**Work task:**
Keep the images out while you set down the data exactly.

※

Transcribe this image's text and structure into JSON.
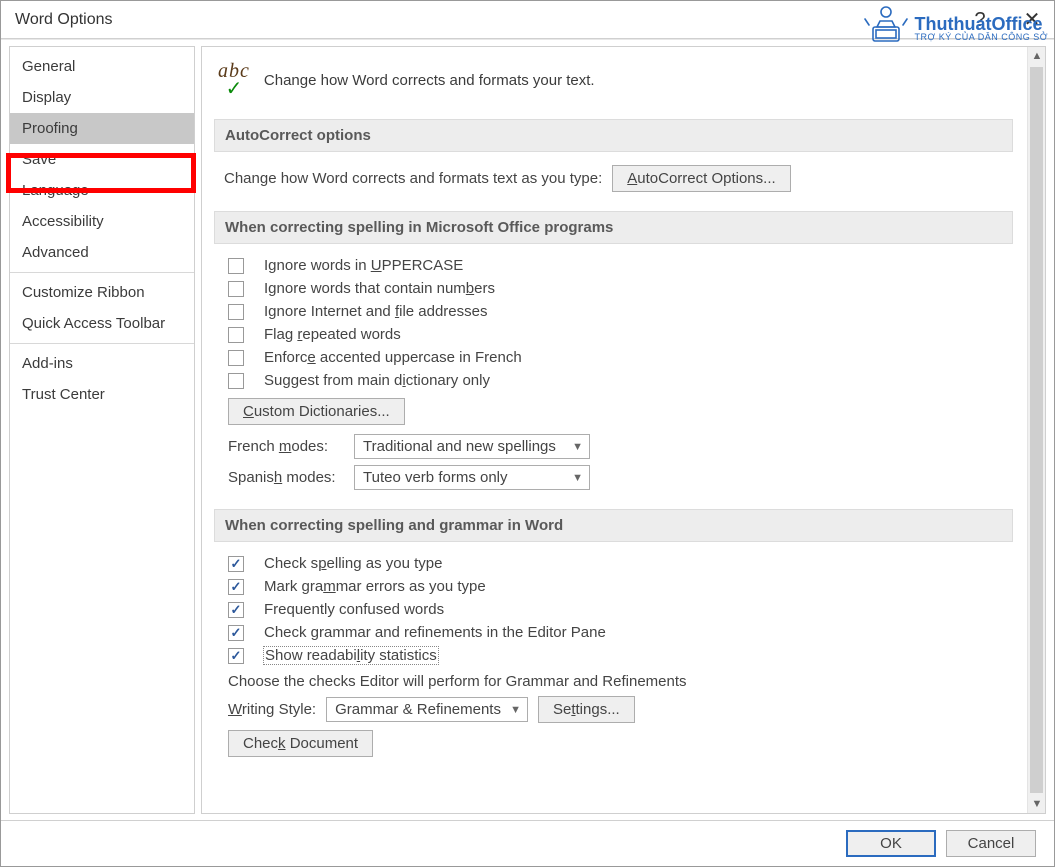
{
  "title": "Word Options",
  "sidebar": {
    "items": [
      {
        "label": "General"
      },
      {
        "label": "Display"
      },
      {
        "label": "Proofing",
        "selected": true
      },
      {
        "label": "Save"
      },
      {
        "label": "Language"
      },
      {
        "label": "Accessibility"
      },
      {
        "label": "Advanced"
      }
    ],
    "group2": [
      {
        "label": "Customize Ribbon"
      },
      {
        "label": "Quick Access Toolbar"
      }
    ],
    "group3": [
      {
        "label": "Add-ins"
      },
      {
        "label": "Trust Center"
      }
    ]
  },
  "header": {
    "text": "Change how Word corrects and formats your text."
  },
  "sections": {
    "autocorrect": {
      "title": "AutoCorrect options",
      "desc": "Change how Word corrects and formats text as you type:",
      "button": "AutoCorrect Options..."
    },
    "office": {
      "title": "When correcting spelling in Microsoft Office programs",
      "checks": [
        "Ignore words in UPPERCASE",
        "Ignore words that contain numbers",
        "Ignore Internet and file addresses",
        "Flag repeated words",
        "Enforce accented uppercase in French",
        "Suggest from main dictionary only"
      ],
      "custom_btn": "Custom Dictionaries...",
      "french_label": "French modes:",
      "french_value": "Traditional and new spellings",
      "spanish_label": "Spanish modes:",
      "spanish_value": "Tuteo verb forms only"
    },
    "word": {
      "title": "When correcting spelling and grammar in Word",
      "checks": [
        "Check spelling as you type",
        "Mark grammar errors as you type",
        "Frequently confused words",
        "Check grammar and refinements in the Editor Pane",
        "Show readability statistics"
      ],
      "desc": "Choose the checks Editor will perform for Grammar and Refinements",
      "writing_label": "Writing Style:",
      "writing_value": "Grammar & Refinements",
      "settings_btn": "Settings...",
      "checkdoc_btn": "Check Document"
    }
  },
  "footer": {
    "ok": "OK",
    "cancel": "Cancel"
  },
  "watermark": {
    "brand": "ThuthuatOffice",
    "tag": "TRỢ KÝ CỦA DÂN CÔNG SỞ"
  }
}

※

**Written answer:**
Transcribe this image's text and structure into JSON.
{
  "title": "Word Options",
  "sidebar": {
    "items": [
      {
        "label": "General"
      },
      {
        "label": "Display"
      },
      {
        "label": "Proofing",
        "selected": true
      },
      {
        "label": "Save"
      },
      {
        "label": "Language"
      },
      {
        "label": "Accessibility"
      },
      {
        "label": "Advanced"
      }
    ],
    "group2": [
      {
        "label": "Customize Ribbon"
      },
      {
        "label": "Quick Access Toolbar"
      }
    ],
    "group3": [
      {
        "label": "Add-ins"
      },
      {
        "label": "Trust Center"
      }
    ]
  },
  "header": {
    "text": "Change how Word corrects and formats your text."
  },
  "sections": {
    "autocorrect": {
      "title": "AutoCorrect options",
      "desc": "Change how Word corrects and formats text as you type:",
      "button": "AutoCorrect Options..."
    },
    "office": {
      "title": "When correcting spelling in Microsoft Office programs",
      "checks": [
        "Ignore words in UPPERCASE",
        "Ignore words that contain numbers",
        "Ignore Internet and file addresses",
        "Flag repeated words",
        "Enforce accented uppercase in French",
        "Suggest from main dictionary only"
      ],
      "custom_btn": "Custom Dictionaries...",
      "french_label": "French modes:",
      "french_value": "Traditional and new spellings",
      "spanish_label": "Spanish modes:",
      "spanish_value": "Tuteo verb forms only"
    },
    "word": {
      "title": "When correcting spelling and grammar in Word",
      "checks": [
        "Check spelling as you type",
        "Mark grammar errors as you type",
        "Frequently confused words",
        "Check grammar and refinements in the Editor Pane",
        "Show readability statistics"
      ],
      "desc": "Choose the checks Editor will perform for Grammar and Refinements",
      "writing_label": "Writing Style:",
      "writing_value": "Grammar & Refinements",
      "settings_btn": "Settings...",
      "checkdoc_btn": "Check Document"
    }
  },
  "footer": {
    "ok": "OK",
    "cancel": "Cancel"
  },
  "watermark": {
    "brand": "ThuthuatOffice",
    "tag": "TRỢ KÝ CỦA DÂN CÔNG SỞ"
  }
}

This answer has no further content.